:: The input ::
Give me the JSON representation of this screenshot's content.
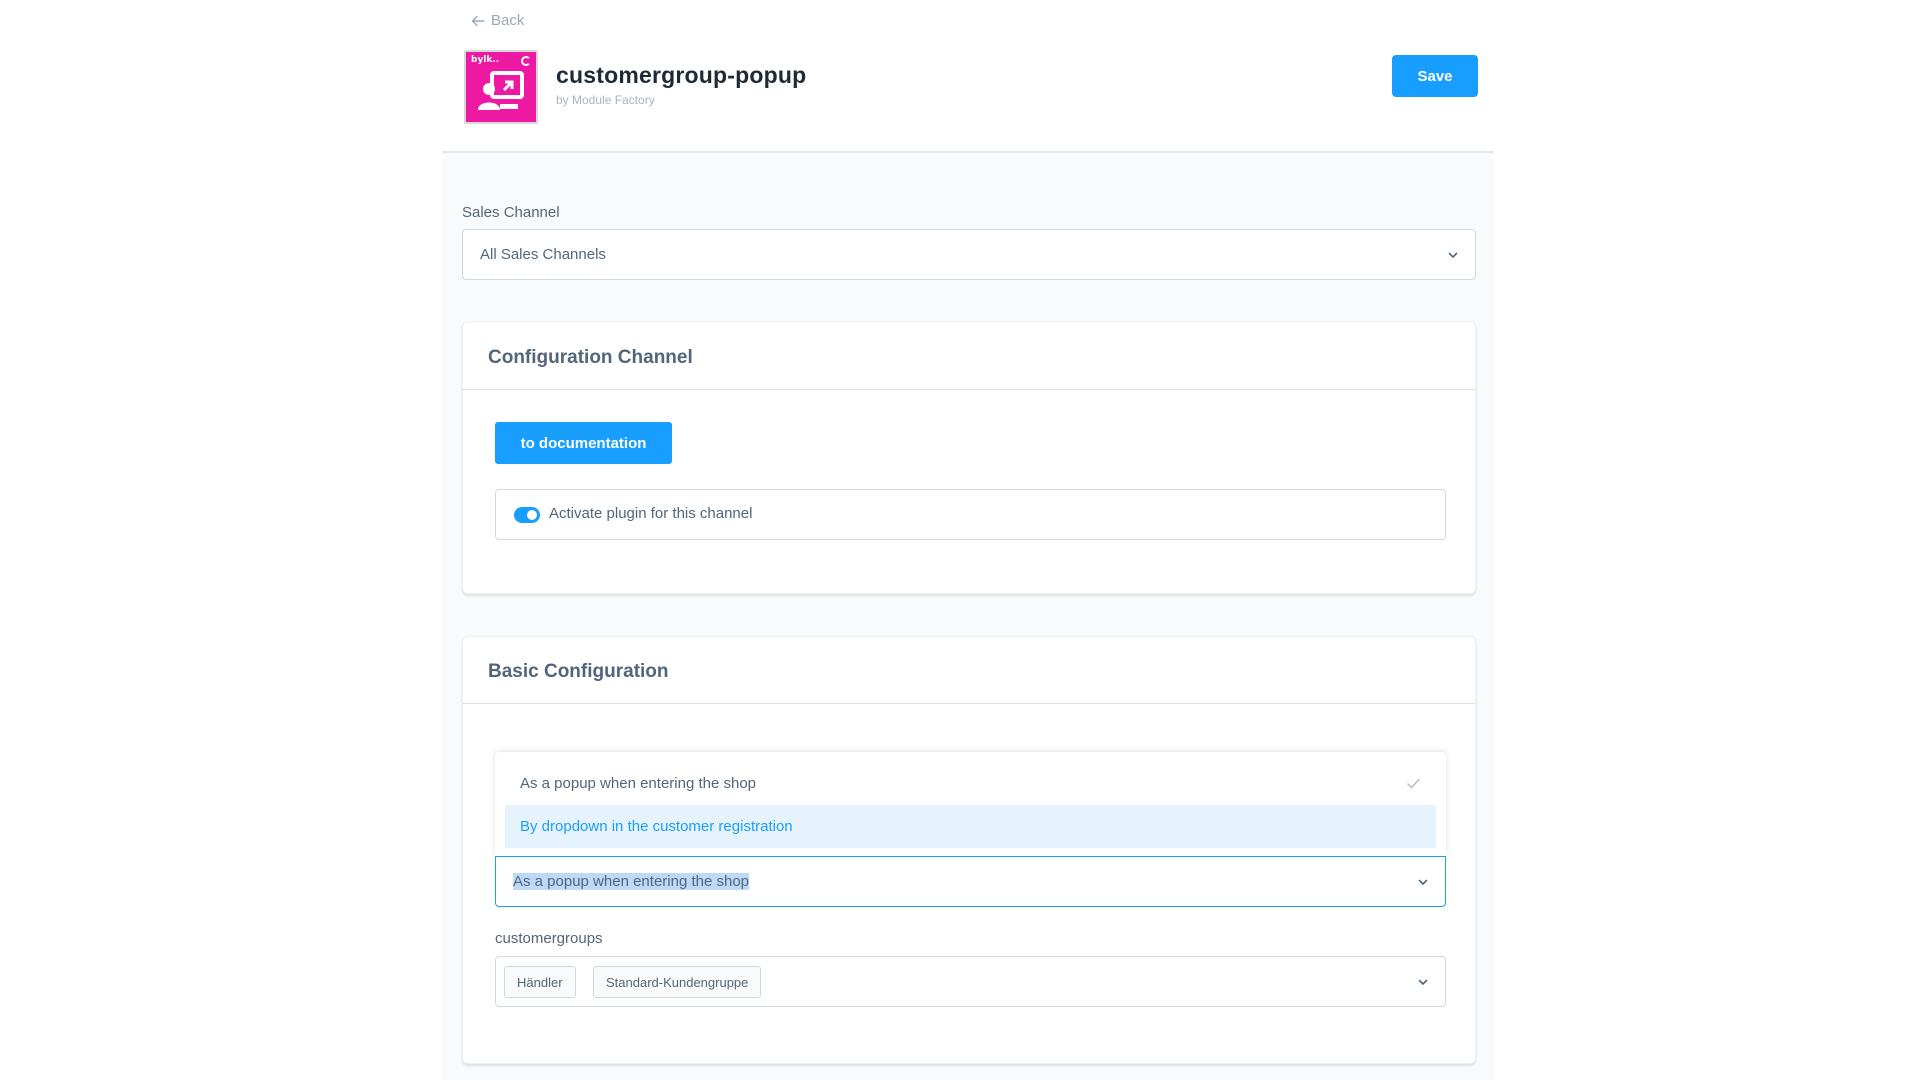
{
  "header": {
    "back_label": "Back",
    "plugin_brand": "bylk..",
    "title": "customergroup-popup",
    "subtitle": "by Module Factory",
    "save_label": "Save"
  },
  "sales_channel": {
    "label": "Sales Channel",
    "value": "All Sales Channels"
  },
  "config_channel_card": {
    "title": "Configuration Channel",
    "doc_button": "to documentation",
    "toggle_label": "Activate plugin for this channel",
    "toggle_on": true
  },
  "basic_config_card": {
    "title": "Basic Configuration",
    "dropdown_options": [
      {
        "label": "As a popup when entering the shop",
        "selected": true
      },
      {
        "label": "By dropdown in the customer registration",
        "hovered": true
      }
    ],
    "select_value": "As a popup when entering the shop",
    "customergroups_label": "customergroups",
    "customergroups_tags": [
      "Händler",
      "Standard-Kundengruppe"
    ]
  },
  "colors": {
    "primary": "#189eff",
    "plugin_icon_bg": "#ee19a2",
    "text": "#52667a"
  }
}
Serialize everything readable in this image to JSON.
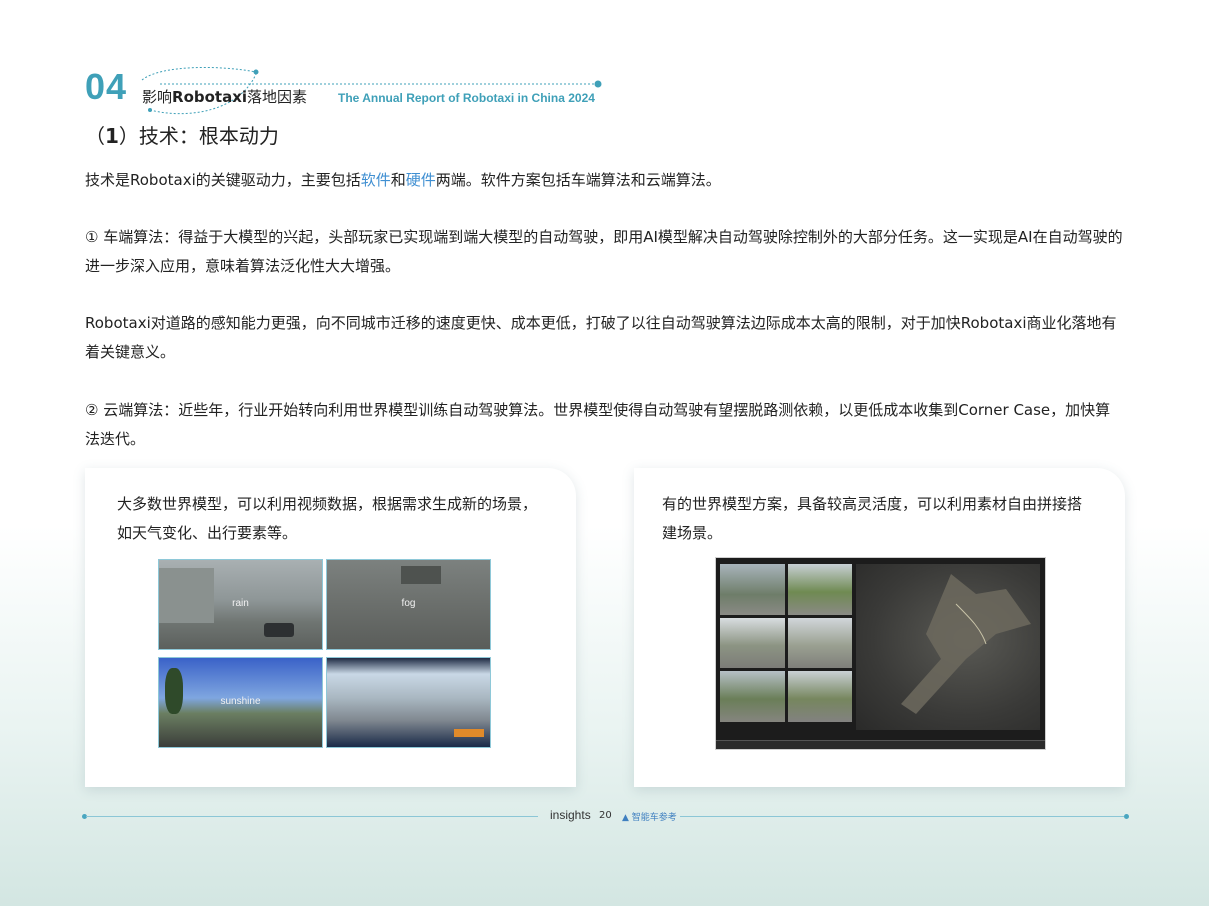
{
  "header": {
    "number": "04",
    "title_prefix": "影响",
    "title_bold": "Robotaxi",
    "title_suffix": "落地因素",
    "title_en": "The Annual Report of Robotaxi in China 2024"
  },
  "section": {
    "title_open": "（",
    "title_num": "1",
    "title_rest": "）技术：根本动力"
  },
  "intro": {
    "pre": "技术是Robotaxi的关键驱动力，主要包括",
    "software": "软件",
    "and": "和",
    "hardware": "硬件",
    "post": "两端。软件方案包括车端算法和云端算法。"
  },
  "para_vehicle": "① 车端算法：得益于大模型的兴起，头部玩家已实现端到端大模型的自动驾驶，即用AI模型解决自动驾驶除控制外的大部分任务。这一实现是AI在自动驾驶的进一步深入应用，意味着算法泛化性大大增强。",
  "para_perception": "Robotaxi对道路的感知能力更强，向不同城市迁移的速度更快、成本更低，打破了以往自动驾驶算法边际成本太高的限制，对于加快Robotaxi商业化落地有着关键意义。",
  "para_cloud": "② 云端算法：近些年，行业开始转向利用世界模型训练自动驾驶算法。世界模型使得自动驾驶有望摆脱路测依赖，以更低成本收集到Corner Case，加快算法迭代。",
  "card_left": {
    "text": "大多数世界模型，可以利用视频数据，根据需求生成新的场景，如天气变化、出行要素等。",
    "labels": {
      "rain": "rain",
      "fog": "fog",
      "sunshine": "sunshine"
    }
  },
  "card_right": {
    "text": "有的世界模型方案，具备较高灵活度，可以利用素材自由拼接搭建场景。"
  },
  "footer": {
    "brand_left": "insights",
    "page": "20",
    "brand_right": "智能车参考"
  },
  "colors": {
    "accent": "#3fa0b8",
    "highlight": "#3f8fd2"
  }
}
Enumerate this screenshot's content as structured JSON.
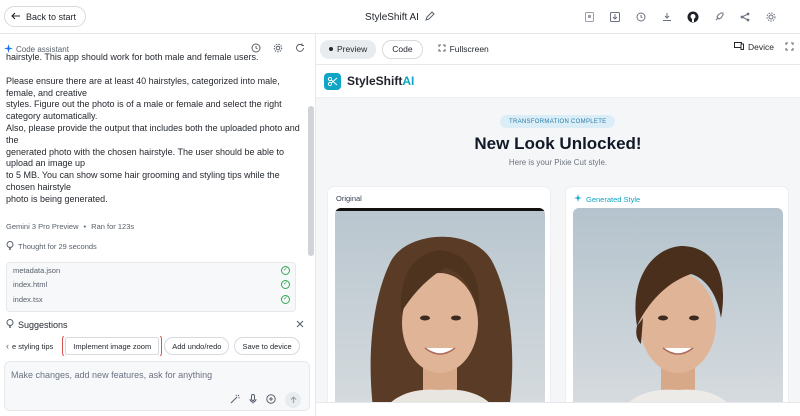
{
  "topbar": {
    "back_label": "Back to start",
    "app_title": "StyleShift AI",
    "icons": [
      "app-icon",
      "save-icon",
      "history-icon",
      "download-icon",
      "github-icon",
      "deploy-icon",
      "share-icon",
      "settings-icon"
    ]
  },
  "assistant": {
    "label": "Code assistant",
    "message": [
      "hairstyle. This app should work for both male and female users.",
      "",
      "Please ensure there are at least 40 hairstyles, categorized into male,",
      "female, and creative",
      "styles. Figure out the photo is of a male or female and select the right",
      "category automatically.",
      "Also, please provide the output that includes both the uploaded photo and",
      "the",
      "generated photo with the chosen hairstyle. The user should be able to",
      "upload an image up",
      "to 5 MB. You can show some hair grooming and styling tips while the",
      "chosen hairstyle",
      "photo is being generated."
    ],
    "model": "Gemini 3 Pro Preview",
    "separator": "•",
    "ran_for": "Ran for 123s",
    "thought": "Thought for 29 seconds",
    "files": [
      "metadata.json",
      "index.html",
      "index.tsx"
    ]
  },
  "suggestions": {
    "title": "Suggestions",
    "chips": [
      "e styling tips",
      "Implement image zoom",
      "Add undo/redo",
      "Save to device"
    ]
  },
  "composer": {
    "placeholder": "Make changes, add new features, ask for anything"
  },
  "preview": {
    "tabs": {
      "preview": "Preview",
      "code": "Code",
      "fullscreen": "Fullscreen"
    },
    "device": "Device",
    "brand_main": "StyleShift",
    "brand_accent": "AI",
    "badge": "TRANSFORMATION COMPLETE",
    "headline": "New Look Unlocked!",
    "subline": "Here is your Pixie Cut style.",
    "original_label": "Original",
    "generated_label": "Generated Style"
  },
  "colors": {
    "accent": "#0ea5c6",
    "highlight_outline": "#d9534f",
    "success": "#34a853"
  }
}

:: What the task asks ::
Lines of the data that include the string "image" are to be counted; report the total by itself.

:: Task result ::
3